SOURCE: American Public Health Association, news release, Sept. 11, 2014
THURSDAY, Sept. 11, 2014 (HealthDay News) -- Exposure to air pollution can vary sharply by the ethnic or racial makeup of a community, according to a large, multistate study.
The data showed that people living in Hispanic neighborhoods are exposed to more air pollution than those living in white, black or Chinese communities. The researchers suggested that strategies are needed to address this racial and ethnic disparity in air pollution exposure.
"The higher levels of exposure to ambient air pollution among ethnic minorities and minority communities in this study, which in some cases exceeded the EPA standards, contributed to environmental injustice and highlighted the need for additional strategies for reducing racial/ethnic disparities in air pollution exposure and air pollution-related morbidity and mortality," the researchers wrote.

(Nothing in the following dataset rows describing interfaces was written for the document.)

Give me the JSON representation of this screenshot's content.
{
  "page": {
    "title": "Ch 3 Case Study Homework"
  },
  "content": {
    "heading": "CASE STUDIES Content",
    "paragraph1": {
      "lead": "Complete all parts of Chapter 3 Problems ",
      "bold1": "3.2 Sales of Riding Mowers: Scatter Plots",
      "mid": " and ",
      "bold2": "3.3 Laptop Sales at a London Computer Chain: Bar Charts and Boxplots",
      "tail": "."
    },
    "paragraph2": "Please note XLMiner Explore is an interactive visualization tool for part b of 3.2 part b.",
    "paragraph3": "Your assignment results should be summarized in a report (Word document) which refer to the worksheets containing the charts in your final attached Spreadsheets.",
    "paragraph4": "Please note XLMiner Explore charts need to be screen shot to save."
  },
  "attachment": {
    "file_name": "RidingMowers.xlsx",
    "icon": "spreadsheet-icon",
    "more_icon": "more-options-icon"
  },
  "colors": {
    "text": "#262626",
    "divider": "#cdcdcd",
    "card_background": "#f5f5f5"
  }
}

The study, led by Miranda Jones from the Johns Hopkins Bloomberg School of Public Health in Baltimore, involved approximately 5,900 people living in California, Illinois, Maryland, Minnesota, New York and North Carolina.
From 2000 to 2002, household-level "fine particulate matter" and nitrogen oxides were examined along with the races and ethnicity of residents in the participant neighborhoods.

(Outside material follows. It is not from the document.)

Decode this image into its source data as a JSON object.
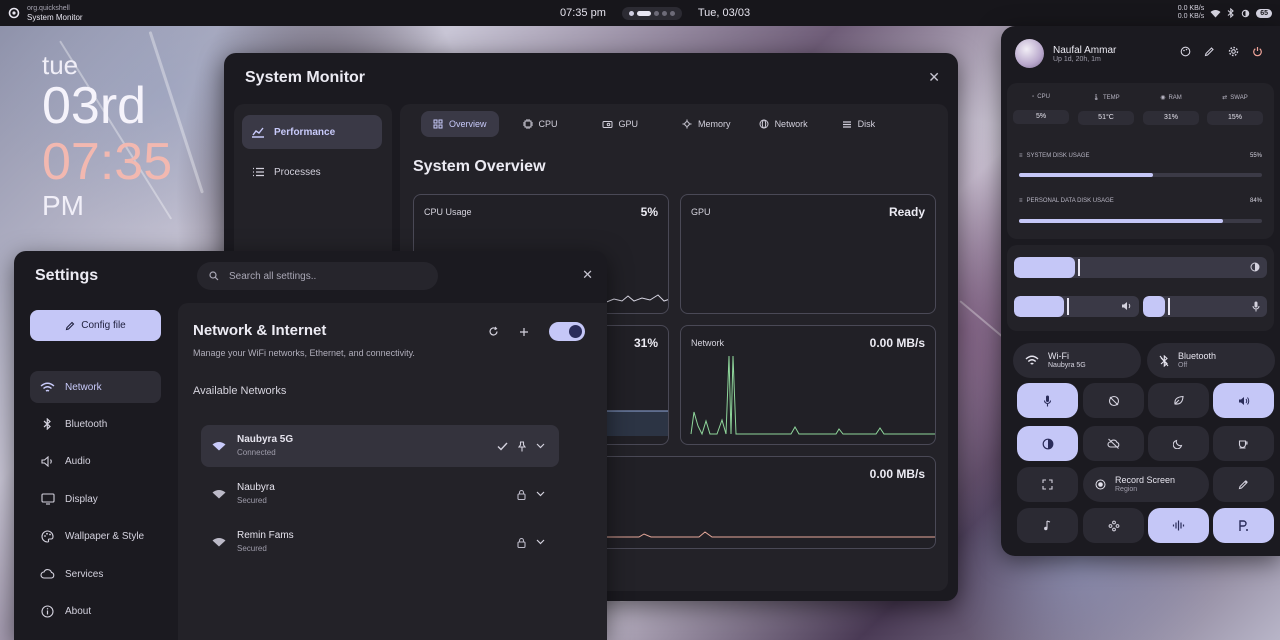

The research, published in the American Journal of Public Health, revealed that white neighborhoods have the lowest level of exposure to air pollution. Meanwhile, exposure was higher in neighborhoods mostly comprising racial and ethnic minorities. Hispanic areas had the highest exposure, the study's authors said.
The U.S. Centers for Disease Control and Prevention provides more information on disparities in exposure to air pollution.